The Padres aim for the promised land, with a Solana Beach resident privy to what might be on the horizon.
Or, better put, what might not be included in the month to come.
“These things happen in competitive sports,” Colorado Rockies manager Bud Black said.
Black, a longtime North County local, was the Padres’ skipper in 2007 when the wheels fell from a potential playoff ride. It wasn’t so much that the Padres spit the bit as much as it was the Rockies winning 21 of their final 22 games to edge Black’s men.
“It was a great race,” Black told reporters recently during a series against the Padres. “But a couple things didn’t go our way at the end.”
The Padres lost outfielders Mike Cameron and Milton Bradley. The latter was waylaid when Black was attempting to impede Bradley’s path to an umpire after a close call and Bradley wrenched his knee.
“But we still felt we had what it took,” Black said of the Padres’ quest to make the playoffs for the third straight year. “We had Jake (Peavy), who was on his way to the Cy Young Award, and some good, veteran players.”
The current Padres have an exciting team — even minus first baseman Eric Hosmer (broken finger) — as they remain close to the first-place Los Angeles Dodgers, managed by Cardiff’s Dave Roberts.
The Padres seem assured of a spot in the expanded playoffs, their first since 2006.
But anything can happen, and Black knows first-hand — and that goes in both directions.
“If you are close in September, and a couple of things go your way, a break here, a break there, it can spur you toward a championship,” he said.
Black has two World Series title rings, one as a crafty lefty for the 1985 Kansas City Royals and the other as the then-Anaheim Angels’ pitching coach in 2002.
Guess those champagne-soaked moments ease the pain of 2007, his first year with the Padres?
“I’ve relived that numerous times over the past 13 seasons,” Black said.
Black was the pilot when the Padres were supposed to take 2015 by the collar, after rookie general manager A.J. Preller acquired players blessed with solid statistics on the back of their baseball cards.
That veteran squad laid an egg and Black was shown the door as the fall guy.
Preller, of Encinitas, was busy again at this year’s trading deadline, which didn’t surprise the guy he fired.
“He’s not afraid to go out there and be creative and make a deal,” Black said. “It’s in his DNA.”
The Padres were A-OK before Preller’s swapping. In its aftermath, Black tips his cap to his old boss’ haul.
“From my chair, the Padres got better,” Black said. “Those are great additions.

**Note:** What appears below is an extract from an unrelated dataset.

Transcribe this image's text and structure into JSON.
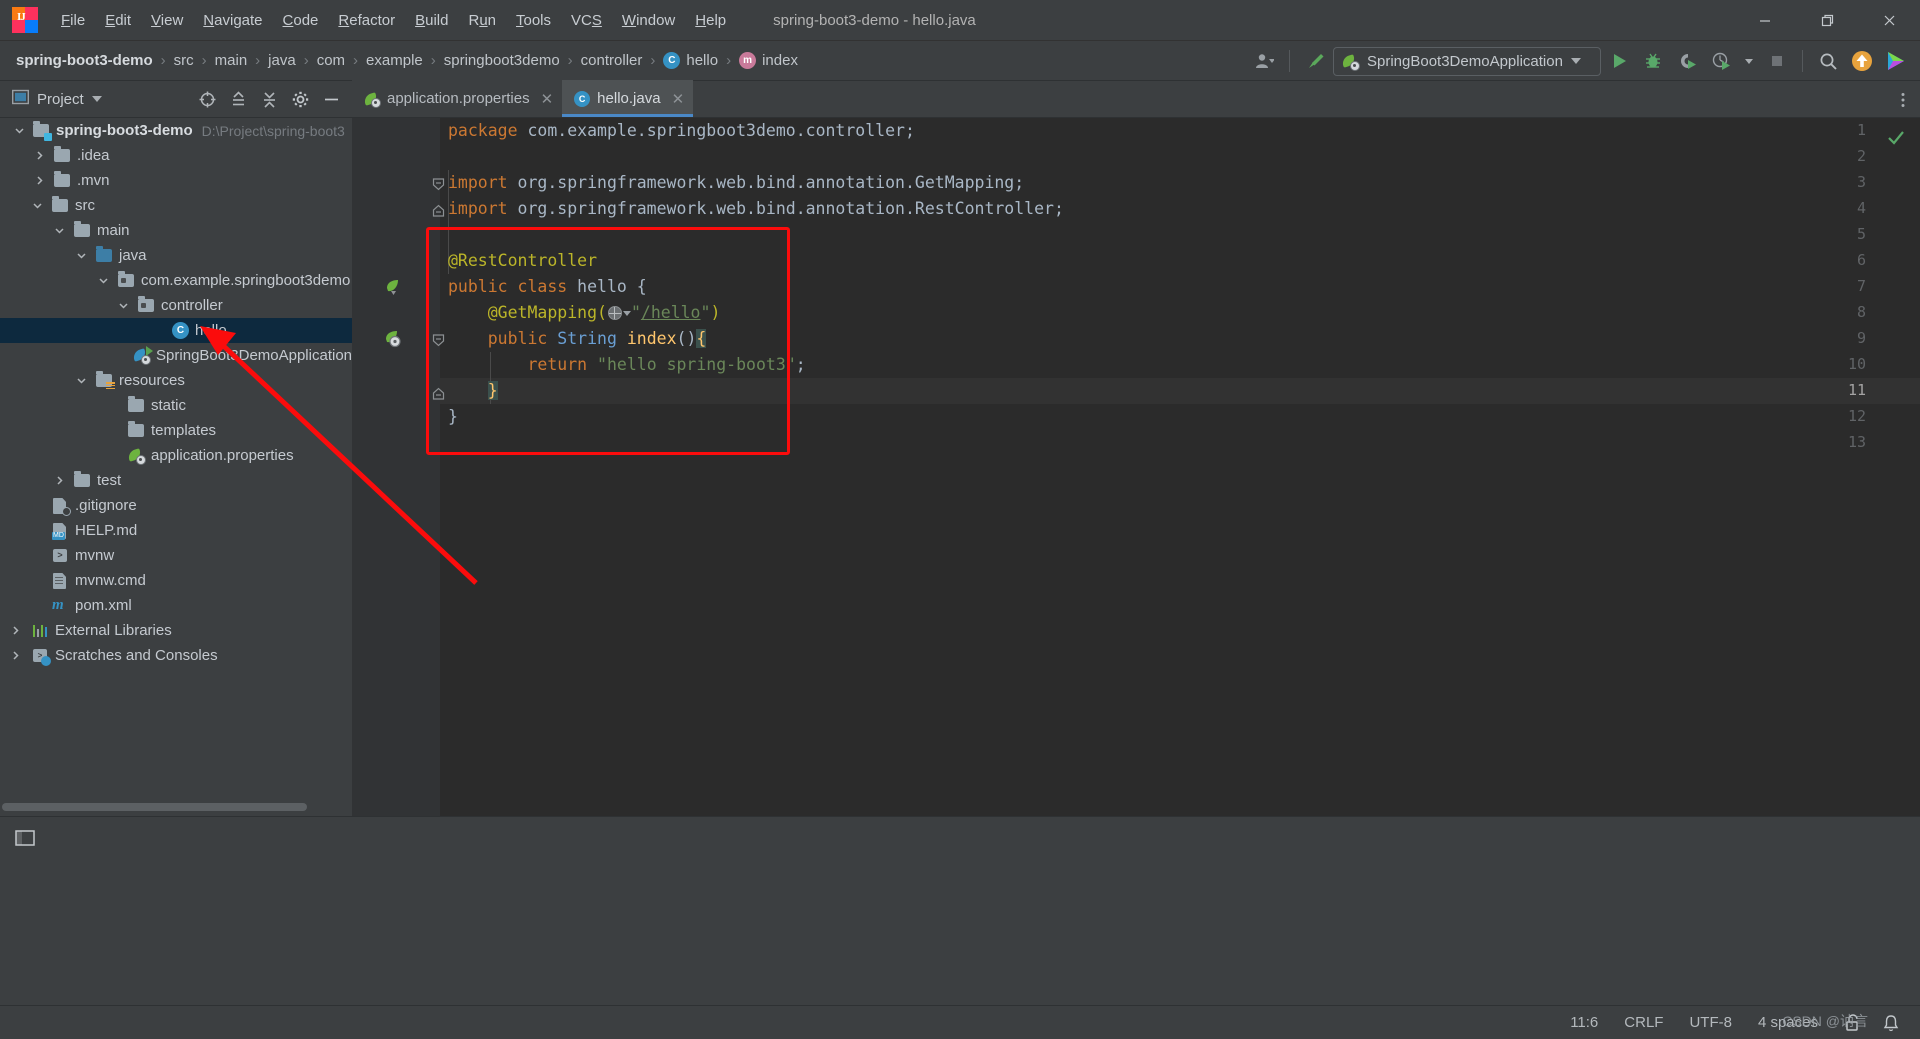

“(Mike) Clevinger is a legit, front-line starter. (Closer) Trevor Rosenthal is having a big year. And the two catchers they got, Jason Castro and Austin Nola, are pros.”

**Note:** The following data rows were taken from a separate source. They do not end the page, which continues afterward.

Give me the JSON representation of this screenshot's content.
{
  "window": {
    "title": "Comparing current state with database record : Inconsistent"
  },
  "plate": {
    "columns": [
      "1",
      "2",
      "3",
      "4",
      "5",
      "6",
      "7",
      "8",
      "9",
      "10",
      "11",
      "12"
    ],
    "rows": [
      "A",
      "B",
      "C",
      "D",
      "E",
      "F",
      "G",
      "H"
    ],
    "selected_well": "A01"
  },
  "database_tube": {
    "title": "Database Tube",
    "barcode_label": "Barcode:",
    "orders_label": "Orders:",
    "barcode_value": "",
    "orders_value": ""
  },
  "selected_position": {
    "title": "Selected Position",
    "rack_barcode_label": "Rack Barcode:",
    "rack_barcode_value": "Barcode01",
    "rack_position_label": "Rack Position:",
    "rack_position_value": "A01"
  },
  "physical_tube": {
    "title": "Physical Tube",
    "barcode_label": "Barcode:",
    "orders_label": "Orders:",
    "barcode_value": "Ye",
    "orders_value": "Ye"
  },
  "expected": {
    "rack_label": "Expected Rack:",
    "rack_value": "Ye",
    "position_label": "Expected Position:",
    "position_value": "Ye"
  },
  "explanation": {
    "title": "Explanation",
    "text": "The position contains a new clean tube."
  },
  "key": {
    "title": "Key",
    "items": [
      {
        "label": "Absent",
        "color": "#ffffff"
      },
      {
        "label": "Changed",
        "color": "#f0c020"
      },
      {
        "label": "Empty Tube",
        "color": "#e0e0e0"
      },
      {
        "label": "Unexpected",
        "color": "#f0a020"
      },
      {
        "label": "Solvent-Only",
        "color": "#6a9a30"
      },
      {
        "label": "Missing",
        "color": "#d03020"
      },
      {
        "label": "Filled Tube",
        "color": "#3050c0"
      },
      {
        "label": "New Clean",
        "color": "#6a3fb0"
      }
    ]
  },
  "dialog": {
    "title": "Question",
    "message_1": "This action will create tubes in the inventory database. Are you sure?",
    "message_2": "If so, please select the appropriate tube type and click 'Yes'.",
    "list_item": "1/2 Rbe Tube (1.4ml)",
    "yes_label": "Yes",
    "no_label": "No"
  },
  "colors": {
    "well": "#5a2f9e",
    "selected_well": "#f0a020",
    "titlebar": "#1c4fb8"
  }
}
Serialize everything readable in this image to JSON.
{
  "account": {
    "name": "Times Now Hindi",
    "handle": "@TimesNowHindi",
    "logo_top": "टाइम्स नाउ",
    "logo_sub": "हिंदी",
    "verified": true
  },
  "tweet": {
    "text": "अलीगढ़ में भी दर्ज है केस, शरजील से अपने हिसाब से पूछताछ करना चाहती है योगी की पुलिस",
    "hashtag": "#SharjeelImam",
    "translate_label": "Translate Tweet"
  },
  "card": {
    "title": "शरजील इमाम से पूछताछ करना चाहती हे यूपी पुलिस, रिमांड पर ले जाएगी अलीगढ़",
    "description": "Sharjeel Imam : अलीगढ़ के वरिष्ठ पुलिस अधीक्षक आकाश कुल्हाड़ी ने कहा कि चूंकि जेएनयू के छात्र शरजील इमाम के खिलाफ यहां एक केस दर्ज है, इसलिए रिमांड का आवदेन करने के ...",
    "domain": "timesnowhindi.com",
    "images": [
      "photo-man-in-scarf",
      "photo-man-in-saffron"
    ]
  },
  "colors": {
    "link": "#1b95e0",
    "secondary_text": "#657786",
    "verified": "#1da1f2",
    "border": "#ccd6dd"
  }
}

There are cons to anticipating a World Series crown. Black said just reach the playoffs by any means for a payoff which could be memorable.
“The Nationals barely got in last year and they looked like they were about to be eliminated by the Brewers,” Black said. “And they went on to win the World Series.”
The Rockies are fighting for their third playoff appearance in four years under Black. He’s well-versed in fall’s celebrations and its humbling finishes.